A sharply divided Supreme Court voted 5-4 on Tuesday to allow Texas to continue enforcing new abortion restrictions that opponents say have led to the closure of more than a third of the state's clinics.
The US Supreme Court declined to block a law that restricts women's access to abortions in the southern state of Texas on Tuesday.
The new law requires doctors who perform abortions to have admitting privileges at a hospital within 30 miles (48 km) of the facility in case of complications.
A group of women and doctors from the state had asked the US Supreme Court to at least temporarily block the law's application.
The court was split 5-4, with the conservative wing in the majority. As a result, opponents say, more than a third of Texas facilities performing abortions can no longer do so.
Law ‘probably not' unconstitutional
Explaining the court's decision, Justice Antonin Scalia wrote that “it would flout core principles of federalism by mandating postponement of a state law without asserting that the law is even probably unconstitutional”.

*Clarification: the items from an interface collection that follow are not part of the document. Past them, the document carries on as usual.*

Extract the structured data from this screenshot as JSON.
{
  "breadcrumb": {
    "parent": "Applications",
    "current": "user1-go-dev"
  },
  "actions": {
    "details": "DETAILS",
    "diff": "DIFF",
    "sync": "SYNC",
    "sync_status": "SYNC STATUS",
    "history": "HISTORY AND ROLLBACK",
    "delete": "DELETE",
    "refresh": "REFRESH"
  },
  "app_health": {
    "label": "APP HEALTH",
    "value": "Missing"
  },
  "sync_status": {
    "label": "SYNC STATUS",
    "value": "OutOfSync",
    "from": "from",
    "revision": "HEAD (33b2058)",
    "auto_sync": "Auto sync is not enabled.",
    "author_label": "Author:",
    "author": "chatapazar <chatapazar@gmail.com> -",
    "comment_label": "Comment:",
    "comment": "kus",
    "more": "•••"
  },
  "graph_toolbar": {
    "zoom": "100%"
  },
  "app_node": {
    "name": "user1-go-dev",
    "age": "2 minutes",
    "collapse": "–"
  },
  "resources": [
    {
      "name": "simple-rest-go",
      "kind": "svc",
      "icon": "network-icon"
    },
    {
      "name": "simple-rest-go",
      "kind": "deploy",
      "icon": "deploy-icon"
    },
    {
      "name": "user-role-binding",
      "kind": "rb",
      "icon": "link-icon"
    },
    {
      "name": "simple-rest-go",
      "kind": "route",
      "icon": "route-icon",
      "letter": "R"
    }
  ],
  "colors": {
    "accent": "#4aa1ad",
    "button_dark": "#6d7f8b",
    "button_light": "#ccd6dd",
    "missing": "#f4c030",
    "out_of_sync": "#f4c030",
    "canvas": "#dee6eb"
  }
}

Justice Stephen Breyer, writing on behalf of the dissenting justices, said that “under the status quo that existed in Texas prior to the enactment of the admitting privileges requirement, women across the state of Texas who needed abortions had a certain level of access to clinics that would provide them.
"I would maintain the status quo while the lower courts consider this difficult, sensitive and controversial legal matter," he wrote.
Despite the Supreme Court's landmark "Roe V. Wade" decision in January 1973, which legalised abortion in the US, the practice has remained a perennial source of political controversy. In recent years, a number of states have passed laws limiting it.
“While we are deeply disappointed, this isn’t over. We will take every step we can to protect the health of Texas women,” Cecile Richards, the president of Planned Parenthood Federation of America, told Reuters on Tuesday.
The Texas law gained national headlines in June when Democratic state Senator Wendy Davis spoke against it in the Legislature for 11 hours, gaining her a nationwide following and encouraging her to announce her campaign for Texas governor.
(FRANCE 24 with REUTERS and AFP)
Date created : 2013-11-20